* [EXERCISE]
Restate the records that follow. Every word must match.

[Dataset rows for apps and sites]
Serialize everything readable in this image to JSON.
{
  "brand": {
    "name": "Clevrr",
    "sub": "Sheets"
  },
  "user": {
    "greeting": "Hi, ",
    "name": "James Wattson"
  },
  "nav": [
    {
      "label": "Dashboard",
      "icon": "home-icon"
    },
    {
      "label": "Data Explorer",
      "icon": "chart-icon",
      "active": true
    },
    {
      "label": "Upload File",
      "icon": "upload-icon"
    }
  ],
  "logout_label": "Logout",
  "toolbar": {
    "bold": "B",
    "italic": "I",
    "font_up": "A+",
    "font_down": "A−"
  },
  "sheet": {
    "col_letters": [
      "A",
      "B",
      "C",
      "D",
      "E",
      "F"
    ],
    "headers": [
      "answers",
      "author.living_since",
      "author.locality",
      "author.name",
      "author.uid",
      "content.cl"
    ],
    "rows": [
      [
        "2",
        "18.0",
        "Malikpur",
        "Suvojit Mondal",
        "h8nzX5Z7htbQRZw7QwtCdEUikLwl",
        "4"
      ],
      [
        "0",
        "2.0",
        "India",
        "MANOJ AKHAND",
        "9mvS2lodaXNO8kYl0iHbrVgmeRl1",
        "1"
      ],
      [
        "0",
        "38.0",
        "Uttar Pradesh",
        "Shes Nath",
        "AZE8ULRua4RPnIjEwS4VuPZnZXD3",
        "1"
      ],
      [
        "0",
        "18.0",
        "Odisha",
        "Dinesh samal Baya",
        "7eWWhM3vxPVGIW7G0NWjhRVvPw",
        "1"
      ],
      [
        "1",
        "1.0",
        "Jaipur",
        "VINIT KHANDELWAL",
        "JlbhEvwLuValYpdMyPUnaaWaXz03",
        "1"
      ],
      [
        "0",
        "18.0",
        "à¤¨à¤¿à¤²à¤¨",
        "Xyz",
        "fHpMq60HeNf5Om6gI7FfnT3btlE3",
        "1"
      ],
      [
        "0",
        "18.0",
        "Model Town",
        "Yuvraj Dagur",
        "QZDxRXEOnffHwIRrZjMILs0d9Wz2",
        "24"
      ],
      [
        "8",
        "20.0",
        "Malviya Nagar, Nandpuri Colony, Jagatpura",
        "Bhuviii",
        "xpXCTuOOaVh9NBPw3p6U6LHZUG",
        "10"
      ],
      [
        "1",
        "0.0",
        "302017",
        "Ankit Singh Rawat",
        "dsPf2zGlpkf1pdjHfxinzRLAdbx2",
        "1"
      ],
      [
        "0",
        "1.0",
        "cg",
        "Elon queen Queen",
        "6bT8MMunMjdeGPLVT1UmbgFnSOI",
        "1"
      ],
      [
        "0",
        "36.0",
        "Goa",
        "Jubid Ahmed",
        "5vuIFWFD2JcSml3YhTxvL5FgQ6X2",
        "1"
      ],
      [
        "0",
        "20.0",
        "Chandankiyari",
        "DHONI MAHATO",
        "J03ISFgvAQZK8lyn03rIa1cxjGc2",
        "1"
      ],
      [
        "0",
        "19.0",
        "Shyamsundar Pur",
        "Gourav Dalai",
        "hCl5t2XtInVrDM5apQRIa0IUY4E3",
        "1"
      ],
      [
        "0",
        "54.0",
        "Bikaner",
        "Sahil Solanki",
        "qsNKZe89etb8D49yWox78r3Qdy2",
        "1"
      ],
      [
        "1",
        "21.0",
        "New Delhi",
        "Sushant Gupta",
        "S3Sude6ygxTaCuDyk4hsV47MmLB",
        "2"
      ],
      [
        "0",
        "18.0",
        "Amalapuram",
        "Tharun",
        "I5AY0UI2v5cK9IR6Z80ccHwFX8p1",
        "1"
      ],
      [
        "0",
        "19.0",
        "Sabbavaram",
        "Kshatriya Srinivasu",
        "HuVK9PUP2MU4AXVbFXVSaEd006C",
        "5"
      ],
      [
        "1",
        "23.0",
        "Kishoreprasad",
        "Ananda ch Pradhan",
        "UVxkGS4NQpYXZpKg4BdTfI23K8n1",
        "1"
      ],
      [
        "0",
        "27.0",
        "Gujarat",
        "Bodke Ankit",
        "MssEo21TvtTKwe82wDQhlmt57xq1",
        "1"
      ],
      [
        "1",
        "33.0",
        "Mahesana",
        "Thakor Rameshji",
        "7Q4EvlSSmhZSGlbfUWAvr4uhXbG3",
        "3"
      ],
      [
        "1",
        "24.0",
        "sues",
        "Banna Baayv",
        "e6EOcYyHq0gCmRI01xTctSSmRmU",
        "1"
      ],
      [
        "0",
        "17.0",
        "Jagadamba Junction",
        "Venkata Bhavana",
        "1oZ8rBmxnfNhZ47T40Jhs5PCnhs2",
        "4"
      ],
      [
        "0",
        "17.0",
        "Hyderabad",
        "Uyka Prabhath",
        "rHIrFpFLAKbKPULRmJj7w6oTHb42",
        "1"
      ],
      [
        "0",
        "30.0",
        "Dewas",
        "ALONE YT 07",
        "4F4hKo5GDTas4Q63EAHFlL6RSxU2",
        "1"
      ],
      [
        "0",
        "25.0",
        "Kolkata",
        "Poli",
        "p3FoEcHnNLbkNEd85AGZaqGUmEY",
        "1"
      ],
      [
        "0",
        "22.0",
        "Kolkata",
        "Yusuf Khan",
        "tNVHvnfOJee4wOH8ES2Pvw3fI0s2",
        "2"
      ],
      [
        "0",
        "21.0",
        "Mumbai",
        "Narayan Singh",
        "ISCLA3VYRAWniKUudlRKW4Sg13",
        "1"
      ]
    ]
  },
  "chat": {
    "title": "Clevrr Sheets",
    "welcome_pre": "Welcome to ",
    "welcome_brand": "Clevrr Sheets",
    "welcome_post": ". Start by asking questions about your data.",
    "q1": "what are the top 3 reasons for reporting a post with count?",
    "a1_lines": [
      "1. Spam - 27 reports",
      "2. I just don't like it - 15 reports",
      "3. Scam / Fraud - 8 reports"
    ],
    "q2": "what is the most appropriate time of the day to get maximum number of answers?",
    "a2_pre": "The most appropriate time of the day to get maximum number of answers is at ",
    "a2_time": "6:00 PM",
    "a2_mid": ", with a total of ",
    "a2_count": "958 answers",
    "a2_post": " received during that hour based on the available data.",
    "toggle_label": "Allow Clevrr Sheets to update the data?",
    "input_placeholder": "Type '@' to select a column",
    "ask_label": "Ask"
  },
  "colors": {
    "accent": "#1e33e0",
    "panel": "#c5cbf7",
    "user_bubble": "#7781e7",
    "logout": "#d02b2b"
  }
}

* [SOLUTION FOR THIS EXERCISE]
Serialize everything readable in this image to JSON.
{
  "brand": {
    "name": "Clevrr",
    "sub": "Sheets"
  },
  "user": {
    "greeting": "Hi, ",
    "name": "James Wattson"
  },
  "nav": [
    {
      "label": "Dashboard",
      "icon": "home-icon"
    },
    {
      "label": "Data Explorer",
      "icon": "chart-icon",
      "active": true
    },
    {
      "label": "Upload File",
      "icon": "upload-icon"
    }
  ],
  "logout_label": "Logout",
  "toolbar": {
    "bold": "B",
    "italic": "I",
    "font_up": "A+",
    "font_down": "A−"
  },
  "sheet": {
    "col_letters": [
      "A",
      "B",
      "C",
      "D",
      "E",
      "F"
    ],
    "headers": [
      "answers",
      "author.living_since",
      "author.locality",
      "author.name",
      "author.uid",
      "content.cl"
    ],
    "rows": [
      [
        "2",
        "18.0",
        "Malikpur",
        "Suvojit Mondal",
        "h8nzX5Z7htbQRZw7QwtCdEUikLwl",
        "4"
      ],
      [
        "0",
        "2.0",
        "India",
        "MANOJ AKHAND",
        "9mvS2lodaXNO8kYl0iHbrVgmeRl1",
        "1"
      ],
      [
        "0",
        "38.0",
        "Uttar Pradesh",
        "Shes Nath",
        "AZE8ULRua4RPnIjEwS4VuPZnZXD3",
        "1"
      ],
      [
        "0",
        "18.0",
        "Odisha",
        "Dinesh samal Baya",
        "7eWWhM3vxPVGIW7G0NWjhRVvPw",
        "1"
      ],
      [
        "1",
        "1.0",
        "Jaipur",
        "VINIT KHANDELWAL",
        "JlbhEvwLuValYpdMyPUnaaWaXz03",
        "1"
      ],
      [
        "0",
        "18.0",
        "à¤¨à¤¿à¤²à¤¨",
        "Xyz",
        "fHpMq60HeNf5Om6gI7FfnT3btlE3",
        "1"
      ],
      [
        "0",
        "18.0",
        "Model Town",
        "Yuvraj Dagur",
        "QZDxRXEOnffHwIRrZjMILs0d9Wz2",
        "24"
      ],
      [
        "8",
        "20.0",
        "Malviya Nagar, Nandpuri Colony, Jagatpura",
        "Bhuviii",
        "xpXCTuOOaVh9NBPw3p6U6LHZUG",
        "10"
      ],
      [
        "1",
        "0.0",
        "302017",
        "Ankit Singh Rawat",
        "dsPf2zGlpkf1pdjHfxinzRLAdbx2",
        "1"
      ],
      [
        "0",
        "1.0",
        "cg",
        "Elon queen Queen",
        "6bT8MMunMjdeGPLVT1UmbgFnSOI",
        "1"
      ],
      [
        "0",
        "36.0",
        "Goa",
        "Jubid Ahmed",
        "5vuIFWFD2JcSml3YhTxvL5FgQ6X2",
        "1"
      ],
      [
        "0",
        "20.0",
        "Chandankiyari",
        "DHONI MAHATO",
        "J03ISFgvAQZK8lyn03rIa1cxjGc2",
        "1"
      ],
      [
        "0",
        "19.0",
        "Shyamsundar Pur",
        "Gourav Dalai",
        "hCl5t2XtInVrDM5apQRIa0IUY4E3",
        "1"
      ],
      [
        "0",
        "54.0",
        "Bikaner",
        "Sahil Solanki",
        "qsNKZe89etb8D49yWox78r3Qdy2",
        "1"
      ],
      [
        "1",
        "21.0",
        "New Delhi",
        "Sushant Gupta",
        "S3Sude6ygxTaCuDyk4hsV47MmLB",
        "2"
      ],
      [
        "0",
        "18.0",
        "Amalapuram",
        "Tharun",
        "I5AY0UI2v5cK9IR6Z80ccHwFX8p1",
        "1"
      ],
      [
        "0",
        "19.0",
        "Sabbavaram",
        "Kshatriya Srinivasu",
        "HuVK9PUP2MU4AXVbFXVSaEd006C",
        "5"
      ],
      [
        "1",
        "23.0",
        "Kishoreprasad",
        "Ananda ch Pradhan",
        "UVxkGS4NQpYXZpKg4BdTfI23K8n1",
        "1"
      ],
      [
        "0",
        "27.0",
        "Gujarat",
        "Bodke Ankit",
        "MssEo21TvtTKwe82wDQhlmt57xq1",
        "1"
      ],
      [
        "1",
        "33.0",
        "Mahesana",
        "Thakor Rameshji",
        "7Q4EvlSSmhZSGlbfUWAvr4uhXbG3",
        "3"
      ],
      [
        "1",
        "24.0",
        "sues",
        "Banna Baayv",
        "e6EOcYyHq0gCmRI01xTctSSmRmU",
        "1"
      ],
      [
        "0",
        "17.0",
        "Jagadamba Junction",
        "Venkata Bhavana",
        "1oZ8rBmxnfNhZ47T40Jhs5PCnhs2",
        "4"
      ],
      [
        "0",
        "17.0",
        "Hyderabad",
        "Uyka Prabhath",
        "rHIrFpFLAKbKPULRmJj7w6oTHb42",
        "1"
      ],
      [
        "0",
        "30.0",
        "Dewas",
        "ALONE YT 07",
        "4F4hKo5GDTas4Q63EAHFlL6RSxU2",
        "1"
      ],
      [
        "0",
        "25.0",
        "Kolkata",
        "Poli",
        "p3FoEcHnNLbkNEd85AGZaqGUmEY",
        "1"
      ],
      [
        "0",
        "22.0",
        "Kolkata",
        "Yusuf Khan",
        "tNVHvnfOJee4wOH8ES2Pvw3fI0s2",
        "2"
      ],
      [
        "0",
        "21.0",
        "Mumbai",
        "Narayan Singh",
        "ISCLA3VYRAWniKUudlRKW4Sg13",
        "1"
      ]
    ]
  },
  "chat": {
    "title": "Clevrr Sheets",
    "welcome_pre": "Welcome to ",
    "welcome_brand": "Clevrr Sheets",
    "welcome_post": ". Start by asking questions about your data.",
    "q1": "what are the top 3 reasons for reporting a post with count?",
    "a1_lines": [
      "1. Spam - 27 reports",
      "2. I just don't like it - 15 reports",
      "3. Scam / Fraud - 8 reports"
    ],
    "q2": "what is the most appropriate time of the day to get maximum number of answers?",
    "a2_pre": "The most appropriate time of the day to get maximum number of answers is at ",
    "a2_time": "6:00 PM",
    "a2_mid": ", with a total of ",
    "a2_count": "958 answers",
    "a2_post": " received during that hour based on the available data.",
    "toggle_label": "Allow Clevrr Sheets to update the data?",
    "input_placeholder": "Type '@' to select a column",
    "ask_label": "Ask"
  },
  "colors": {
    "accent": "#1e33e0",
    "panel": "#c5cbf7",
    "user_bubble": "#7781e7",
    "logout": "#d02b2b"
  }
}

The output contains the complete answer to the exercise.